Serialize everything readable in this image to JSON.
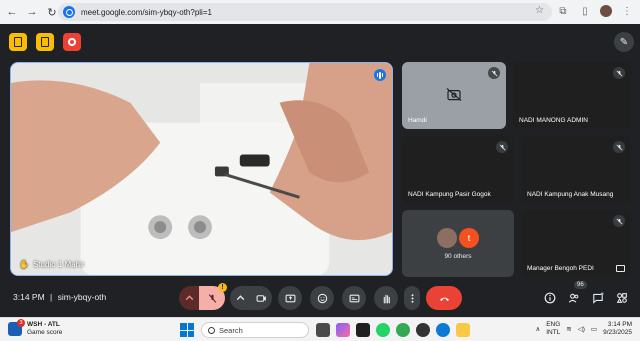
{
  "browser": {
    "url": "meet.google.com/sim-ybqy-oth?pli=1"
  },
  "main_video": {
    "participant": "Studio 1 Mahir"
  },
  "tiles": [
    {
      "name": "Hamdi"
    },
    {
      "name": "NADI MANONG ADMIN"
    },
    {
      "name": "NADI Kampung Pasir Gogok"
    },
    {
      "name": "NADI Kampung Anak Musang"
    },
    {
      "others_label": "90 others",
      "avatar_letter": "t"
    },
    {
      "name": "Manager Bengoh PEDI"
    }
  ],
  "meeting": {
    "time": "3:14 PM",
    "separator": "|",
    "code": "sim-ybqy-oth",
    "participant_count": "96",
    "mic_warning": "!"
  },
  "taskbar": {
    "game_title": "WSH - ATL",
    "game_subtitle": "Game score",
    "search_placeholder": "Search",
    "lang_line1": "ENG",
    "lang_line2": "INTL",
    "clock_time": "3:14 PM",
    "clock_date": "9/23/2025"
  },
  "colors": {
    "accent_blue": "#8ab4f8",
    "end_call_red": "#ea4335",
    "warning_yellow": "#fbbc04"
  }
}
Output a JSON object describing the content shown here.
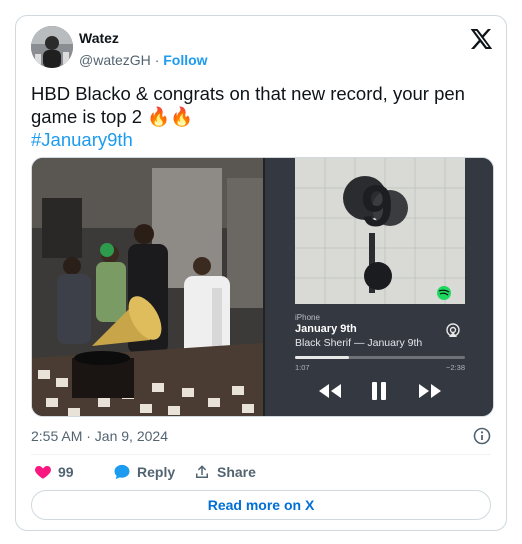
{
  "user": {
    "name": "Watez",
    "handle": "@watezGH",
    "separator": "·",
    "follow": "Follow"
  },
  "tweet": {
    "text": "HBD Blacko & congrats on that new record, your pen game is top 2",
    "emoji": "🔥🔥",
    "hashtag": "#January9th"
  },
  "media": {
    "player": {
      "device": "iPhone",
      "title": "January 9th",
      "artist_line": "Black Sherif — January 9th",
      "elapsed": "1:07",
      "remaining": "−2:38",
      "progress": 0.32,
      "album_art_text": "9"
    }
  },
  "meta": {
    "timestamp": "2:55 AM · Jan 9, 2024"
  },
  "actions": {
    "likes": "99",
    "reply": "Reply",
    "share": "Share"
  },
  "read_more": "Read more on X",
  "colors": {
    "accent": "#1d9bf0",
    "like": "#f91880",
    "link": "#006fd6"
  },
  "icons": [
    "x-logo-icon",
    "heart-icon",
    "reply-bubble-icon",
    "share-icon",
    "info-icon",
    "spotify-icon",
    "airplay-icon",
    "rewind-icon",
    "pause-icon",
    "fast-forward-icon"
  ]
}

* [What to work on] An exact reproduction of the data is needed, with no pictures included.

* [Exercise response]
Serialize everything readable in this image to JSON.
{
  "browser": {
    "url": "meet.google.com/sim-ybqy-oth?pli=1"
  },
  "main_video": {
    "participant": "Studio 1 Mahir"
  },
  "tiles": [
    {
      "name": "Hamdi"
    },
    {
      "name": "NADI MANONG ADMIN"
    },
    {
      "name": "NADI Kampung Pasir Gogok"
    },
    {
      "name": "NADI Kampung Anak Musang"
    },
    {
      "others_label": "90 others",
      "avatar_letter": "t"
    },
    {
      "name": "Manager Bengoh PEDI"
    }
  ],
  "meeting": {
    "time": "3:14 PM",
    "separator": "|",
    "code": "sim-ybqy-oth",
    "participant_count": "96",
    "mic_warning": "!"
  },
  "taskbar": {
    "game_title": "WSH - ATL",
    "game_subtitle": "Game score",
    "search_placeholder": "Search",
    "lang_line1": "ENG",
    "lang_line2": "INTL",
    "clock_time": "3:14 PM",
    "clock_date": "9/23/2025"
  },
  "colors": {
    "accent_blue": "#8ab4f8",
    "end_call_red": "#ea4335",
    "warning_yellow": "#fbbc04"
  }
}
Output a JSON object describing the content shown here.
{
  "user": {
    "name": "Watez",
    "handle": "@watezGH",
    "separator": "·",
    "follow": "Follow"
  },
  "tweet": {
    "text": "HBD Blacko & congrats on that new record, your pen game is top 2",
    "emoji": "🔥🔥",
    "hashtag": "#January9th"
  },
  "media": {
    "player": {
      "device": "iPhone",
      "title": "January 9th",
      "artist_line": "Black Sherif — January 9th",
      "elapsed": "1:07",
      "remaining": "−2:38",
      "progress": 0.32,
      "album_art_text": "9"
    }
  },
  "meta": {
    "timestamp": "2:55 AM · Jan 9, 2024"
  },
  "actions": {
    "likes": "99",
    "reply": "Reply",
    "share": "Share"
  },
  "read_more": "Read more on X",
  "colors": {
    "accent": "#1d9bf0",
    "like": "#f91880",
    "link": "#006fd6"
  },
  "icons": [
    "x-logo-icon",
    "heart-icon",
    "reply-bubble-icon",
    "share-icon",
    "info-icon",
    "spotify-icon",
    "airplay-icon",
    "rewind-icon",
    "pause-icon",
    "fast-forward-icon"
  ]
}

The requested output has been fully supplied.